Task to complete: Pull every line that includes the word "true" from the data.
[Working data]
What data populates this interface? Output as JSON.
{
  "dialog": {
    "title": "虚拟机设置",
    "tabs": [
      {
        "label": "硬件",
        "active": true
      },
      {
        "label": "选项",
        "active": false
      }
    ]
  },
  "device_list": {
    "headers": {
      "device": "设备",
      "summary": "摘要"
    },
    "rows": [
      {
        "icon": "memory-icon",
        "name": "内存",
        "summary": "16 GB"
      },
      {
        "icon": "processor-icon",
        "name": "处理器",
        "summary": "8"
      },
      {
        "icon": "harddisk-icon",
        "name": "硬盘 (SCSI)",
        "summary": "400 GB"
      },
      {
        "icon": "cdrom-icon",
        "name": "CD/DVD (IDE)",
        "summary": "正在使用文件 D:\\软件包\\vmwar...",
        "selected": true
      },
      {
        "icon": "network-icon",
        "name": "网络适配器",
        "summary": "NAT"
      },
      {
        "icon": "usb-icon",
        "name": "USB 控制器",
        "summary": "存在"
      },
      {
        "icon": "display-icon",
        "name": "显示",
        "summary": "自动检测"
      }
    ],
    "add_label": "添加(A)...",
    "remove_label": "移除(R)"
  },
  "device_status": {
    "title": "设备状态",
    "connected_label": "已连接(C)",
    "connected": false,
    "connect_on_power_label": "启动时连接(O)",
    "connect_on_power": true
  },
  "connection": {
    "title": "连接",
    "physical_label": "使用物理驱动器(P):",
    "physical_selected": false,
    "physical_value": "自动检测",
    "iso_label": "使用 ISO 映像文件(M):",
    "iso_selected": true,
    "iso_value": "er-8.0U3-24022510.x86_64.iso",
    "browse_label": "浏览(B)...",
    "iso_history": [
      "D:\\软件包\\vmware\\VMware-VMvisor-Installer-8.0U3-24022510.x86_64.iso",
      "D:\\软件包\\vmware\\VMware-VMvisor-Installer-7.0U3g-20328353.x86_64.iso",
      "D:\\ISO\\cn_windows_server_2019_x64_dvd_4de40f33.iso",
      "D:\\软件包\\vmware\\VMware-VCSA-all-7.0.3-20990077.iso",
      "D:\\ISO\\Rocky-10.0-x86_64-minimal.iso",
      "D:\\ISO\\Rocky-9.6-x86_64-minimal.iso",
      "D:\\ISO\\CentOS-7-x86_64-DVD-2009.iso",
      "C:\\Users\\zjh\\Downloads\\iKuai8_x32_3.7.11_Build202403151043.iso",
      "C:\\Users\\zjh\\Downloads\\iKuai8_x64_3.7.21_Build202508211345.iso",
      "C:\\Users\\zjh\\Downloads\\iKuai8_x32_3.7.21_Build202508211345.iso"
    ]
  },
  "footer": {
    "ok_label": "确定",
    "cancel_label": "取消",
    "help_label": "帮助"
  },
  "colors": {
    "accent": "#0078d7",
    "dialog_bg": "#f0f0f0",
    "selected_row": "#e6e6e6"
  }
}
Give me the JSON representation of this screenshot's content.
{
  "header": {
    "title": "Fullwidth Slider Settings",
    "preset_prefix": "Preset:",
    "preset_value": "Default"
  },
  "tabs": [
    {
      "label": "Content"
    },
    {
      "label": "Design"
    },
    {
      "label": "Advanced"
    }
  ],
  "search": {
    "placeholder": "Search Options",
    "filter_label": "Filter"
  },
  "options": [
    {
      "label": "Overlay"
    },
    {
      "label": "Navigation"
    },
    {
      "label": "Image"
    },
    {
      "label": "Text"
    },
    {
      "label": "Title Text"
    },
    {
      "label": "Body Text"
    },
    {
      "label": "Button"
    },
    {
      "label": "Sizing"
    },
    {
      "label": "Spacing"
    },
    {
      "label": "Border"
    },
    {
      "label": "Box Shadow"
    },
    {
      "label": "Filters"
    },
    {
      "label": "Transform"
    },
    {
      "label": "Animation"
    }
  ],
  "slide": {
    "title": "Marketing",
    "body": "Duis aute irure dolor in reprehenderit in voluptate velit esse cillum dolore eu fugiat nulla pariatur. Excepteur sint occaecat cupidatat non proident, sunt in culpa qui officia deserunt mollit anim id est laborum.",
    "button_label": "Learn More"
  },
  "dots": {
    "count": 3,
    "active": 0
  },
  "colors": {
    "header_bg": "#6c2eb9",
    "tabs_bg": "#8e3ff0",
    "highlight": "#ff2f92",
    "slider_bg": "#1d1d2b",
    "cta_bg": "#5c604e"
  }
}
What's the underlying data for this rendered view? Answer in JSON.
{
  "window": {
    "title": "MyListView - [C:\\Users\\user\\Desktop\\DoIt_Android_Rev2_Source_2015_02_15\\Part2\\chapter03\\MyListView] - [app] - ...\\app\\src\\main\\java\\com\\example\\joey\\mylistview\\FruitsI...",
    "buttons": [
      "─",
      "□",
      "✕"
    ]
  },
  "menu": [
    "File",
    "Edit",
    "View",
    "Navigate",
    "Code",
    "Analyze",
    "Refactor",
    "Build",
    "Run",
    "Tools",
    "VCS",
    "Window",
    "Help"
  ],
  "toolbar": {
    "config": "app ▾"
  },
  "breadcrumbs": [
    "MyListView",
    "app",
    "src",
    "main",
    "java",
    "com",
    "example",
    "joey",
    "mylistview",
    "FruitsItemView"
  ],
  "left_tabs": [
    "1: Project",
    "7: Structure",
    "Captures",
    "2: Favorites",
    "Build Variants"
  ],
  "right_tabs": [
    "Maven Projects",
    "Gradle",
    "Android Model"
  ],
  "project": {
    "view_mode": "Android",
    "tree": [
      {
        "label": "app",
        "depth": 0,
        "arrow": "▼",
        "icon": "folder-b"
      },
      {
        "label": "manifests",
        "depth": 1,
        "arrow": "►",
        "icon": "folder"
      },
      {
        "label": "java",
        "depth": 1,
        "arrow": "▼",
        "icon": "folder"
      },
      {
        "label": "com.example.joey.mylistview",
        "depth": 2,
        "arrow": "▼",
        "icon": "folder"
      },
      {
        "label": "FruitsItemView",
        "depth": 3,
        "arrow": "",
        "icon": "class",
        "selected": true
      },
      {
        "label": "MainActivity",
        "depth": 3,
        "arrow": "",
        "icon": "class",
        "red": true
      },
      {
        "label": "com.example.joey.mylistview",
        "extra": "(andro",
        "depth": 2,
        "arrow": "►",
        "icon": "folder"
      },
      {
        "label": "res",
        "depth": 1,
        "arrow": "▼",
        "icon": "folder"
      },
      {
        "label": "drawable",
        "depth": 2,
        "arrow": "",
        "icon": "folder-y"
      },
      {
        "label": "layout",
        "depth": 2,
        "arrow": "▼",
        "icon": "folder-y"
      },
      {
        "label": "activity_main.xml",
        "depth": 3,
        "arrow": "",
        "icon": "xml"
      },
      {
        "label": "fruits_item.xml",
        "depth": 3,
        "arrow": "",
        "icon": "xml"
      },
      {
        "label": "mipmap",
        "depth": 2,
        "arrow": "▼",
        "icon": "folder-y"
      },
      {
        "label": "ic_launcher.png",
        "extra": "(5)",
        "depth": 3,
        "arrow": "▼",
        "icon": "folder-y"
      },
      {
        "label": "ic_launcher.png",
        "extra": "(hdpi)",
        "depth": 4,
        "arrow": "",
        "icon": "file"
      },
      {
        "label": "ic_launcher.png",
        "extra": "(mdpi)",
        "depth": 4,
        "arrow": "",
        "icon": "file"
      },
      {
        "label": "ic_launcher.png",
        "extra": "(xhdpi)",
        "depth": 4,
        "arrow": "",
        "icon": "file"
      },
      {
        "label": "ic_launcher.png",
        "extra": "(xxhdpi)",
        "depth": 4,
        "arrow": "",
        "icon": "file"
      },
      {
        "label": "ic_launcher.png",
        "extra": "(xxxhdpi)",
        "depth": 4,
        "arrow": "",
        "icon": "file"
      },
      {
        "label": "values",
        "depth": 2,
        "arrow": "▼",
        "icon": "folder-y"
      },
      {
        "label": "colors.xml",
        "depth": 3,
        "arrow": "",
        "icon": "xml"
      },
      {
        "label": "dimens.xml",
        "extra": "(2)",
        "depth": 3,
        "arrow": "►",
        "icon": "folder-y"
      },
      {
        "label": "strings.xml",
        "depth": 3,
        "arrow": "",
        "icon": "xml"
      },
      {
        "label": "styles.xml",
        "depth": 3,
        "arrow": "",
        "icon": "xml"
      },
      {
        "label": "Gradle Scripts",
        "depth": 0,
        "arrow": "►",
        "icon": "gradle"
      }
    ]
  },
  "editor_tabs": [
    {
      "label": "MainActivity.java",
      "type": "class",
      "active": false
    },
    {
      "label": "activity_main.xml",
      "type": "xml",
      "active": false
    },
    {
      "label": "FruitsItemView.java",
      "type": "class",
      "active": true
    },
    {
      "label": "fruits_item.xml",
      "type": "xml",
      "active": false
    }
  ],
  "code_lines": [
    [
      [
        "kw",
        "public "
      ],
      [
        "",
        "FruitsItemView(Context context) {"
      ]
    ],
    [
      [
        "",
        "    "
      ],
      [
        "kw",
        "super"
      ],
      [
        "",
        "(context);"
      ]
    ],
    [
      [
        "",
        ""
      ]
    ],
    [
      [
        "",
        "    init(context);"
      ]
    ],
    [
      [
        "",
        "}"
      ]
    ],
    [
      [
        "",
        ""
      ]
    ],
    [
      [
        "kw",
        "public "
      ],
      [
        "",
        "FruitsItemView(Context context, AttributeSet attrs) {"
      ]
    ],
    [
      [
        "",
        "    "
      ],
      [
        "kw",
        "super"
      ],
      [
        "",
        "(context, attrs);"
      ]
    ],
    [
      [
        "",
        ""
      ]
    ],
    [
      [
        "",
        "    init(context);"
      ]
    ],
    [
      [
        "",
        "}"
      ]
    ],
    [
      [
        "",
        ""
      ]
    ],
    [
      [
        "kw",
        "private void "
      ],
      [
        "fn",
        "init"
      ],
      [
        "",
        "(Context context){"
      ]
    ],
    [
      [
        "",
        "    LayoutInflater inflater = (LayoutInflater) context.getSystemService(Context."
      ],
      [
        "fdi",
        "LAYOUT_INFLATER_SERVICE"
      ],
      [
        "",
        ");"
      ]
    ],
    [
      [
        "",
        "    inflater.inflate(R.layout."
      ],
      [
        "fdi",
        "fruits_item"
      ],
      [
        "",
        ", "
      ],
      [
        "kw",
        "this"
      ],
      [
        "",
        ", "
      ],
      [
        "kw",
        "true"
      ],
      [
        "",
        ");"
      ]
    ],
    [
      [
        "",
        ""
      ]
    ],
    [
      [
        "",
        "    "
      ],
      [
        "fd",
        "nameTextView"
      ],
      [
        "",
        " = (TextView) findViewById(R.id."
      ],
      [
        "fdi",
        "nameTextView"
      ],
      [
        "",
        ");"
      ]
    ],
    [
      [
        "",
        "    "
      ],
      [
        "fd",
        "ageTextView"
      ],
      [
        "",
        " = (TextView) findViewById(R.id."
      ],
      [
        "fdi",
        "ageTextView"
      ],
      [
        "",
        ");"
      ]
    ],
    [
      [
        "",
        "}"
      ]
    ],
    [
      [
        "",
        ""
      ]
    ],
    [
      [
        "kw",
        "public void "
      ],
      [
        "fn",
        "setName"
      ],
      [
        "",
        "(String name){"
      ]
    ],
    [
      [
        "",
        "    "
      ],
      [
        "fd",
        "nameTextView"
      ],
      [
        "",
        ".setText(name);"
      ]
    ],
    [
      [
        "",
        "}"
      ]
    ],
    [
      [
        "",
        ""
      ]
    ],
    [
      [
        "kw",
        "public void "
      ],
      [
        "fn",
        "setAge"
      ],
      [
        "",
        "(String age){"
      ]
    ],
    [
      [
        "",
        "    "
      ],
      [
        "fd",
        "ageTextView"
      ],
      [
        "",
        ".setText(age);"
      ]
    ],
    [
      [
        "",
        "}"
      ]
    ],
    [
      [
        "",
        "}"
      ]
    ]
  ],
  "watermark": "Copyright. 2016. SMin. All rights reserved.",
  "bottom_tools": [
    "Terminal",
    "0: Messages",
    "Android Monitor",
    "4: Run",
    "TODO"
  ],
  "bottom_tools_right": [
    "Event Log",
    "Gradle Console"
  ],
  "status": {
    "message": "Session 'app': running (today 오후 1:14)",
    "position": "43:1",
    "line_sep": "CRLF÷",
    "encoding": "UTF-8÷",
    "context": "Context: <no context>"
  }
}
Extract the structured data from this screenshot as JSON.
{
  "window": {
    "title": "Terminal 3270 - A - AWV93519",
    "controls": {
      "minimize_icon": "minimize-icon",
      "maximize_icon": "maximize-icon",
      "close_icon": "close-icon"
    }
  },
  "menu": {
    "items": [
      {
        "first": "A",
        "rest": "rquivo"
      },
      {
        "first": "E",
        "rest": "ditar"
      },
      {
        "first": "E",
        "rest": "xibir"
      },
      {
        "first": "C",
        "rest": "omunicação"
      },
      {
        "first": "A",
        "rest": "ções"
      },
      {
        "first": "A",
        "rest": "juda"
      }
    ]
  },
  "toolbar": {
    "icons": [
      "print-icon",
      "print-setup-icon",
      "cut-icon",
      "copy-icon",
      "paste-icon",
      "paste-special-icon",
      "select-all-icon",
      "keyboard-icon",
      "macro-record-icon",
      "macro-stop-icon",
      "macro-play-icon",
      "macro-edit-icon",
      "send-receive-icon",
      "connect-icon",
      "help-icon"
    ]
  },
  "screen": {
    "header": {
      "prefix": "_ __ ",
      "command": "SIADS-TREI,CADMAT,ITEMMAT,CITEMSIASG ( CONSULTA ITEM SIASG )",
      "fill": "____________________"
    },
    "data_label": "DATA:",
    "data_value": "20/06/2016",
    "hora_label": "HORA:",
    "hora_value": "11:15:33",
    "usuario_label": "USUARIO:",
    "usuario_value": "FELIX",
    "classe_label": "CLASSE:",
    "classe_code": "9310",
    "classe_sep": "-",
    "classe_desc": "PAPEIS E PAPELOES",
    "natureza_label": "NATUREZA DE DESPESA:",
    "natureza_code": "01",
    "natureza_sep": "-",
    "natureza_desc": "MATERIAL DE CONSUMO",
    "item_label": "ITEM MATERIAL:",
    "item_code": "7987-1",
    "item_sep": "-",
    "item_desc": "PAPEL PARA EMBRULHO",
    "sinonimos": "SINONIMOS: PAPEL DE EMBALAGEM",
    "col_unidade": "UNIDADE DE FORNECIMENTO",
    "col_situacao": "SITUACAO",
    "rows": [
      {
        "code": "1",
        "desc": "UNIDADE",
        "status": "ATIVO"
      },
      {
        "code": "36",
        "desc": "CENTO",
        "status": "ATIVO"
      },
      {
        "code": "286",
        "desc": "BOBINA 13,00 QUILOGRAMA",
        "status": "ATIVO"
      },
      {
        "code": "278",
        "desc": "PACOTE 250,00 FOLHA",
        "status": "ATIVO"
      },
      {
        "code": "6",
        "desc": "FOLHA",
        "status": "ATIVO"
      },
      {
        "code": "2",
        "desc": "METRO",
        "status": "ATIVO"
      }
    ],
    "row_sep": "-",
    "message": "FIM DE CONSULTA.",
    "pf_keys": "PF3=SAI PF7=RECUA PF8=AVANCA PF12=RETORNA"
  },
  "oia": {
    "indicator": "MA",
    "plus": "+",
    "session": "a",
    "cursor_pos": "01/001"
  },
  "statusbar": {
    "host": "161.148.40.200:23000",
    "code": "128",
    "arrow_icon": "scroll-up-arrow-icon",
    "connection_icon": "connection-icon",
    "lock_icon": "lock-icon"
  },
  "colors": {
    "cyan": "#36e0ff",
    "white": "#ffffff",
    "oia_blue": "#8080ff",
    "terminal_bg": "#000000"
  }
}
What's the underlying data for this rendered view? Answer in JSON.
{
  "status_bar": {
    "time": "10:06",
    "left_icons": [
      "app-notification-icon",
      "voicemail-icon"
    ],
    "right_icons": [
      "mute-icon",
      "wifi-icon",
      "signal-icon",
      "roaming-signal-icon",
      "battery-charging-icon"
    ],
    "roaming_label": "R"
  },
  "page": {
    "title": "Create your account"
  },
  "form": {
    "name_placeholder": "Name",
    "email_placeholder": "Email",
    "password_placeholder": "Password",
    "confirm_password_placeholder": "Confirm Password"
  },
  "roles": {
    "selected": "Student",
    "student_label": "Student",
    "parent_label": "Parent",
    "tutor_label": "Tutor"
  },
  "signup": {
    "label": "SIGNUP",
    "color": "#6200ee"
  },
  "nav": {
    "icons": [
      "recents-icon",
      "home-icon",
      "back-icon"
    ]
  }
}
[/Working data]
Answer below:
        "active": true
        "selected": true
    "connect_on_power": true
    "iso_selected": true,
        "selected": true
        "red": true
      "active": true
        "true"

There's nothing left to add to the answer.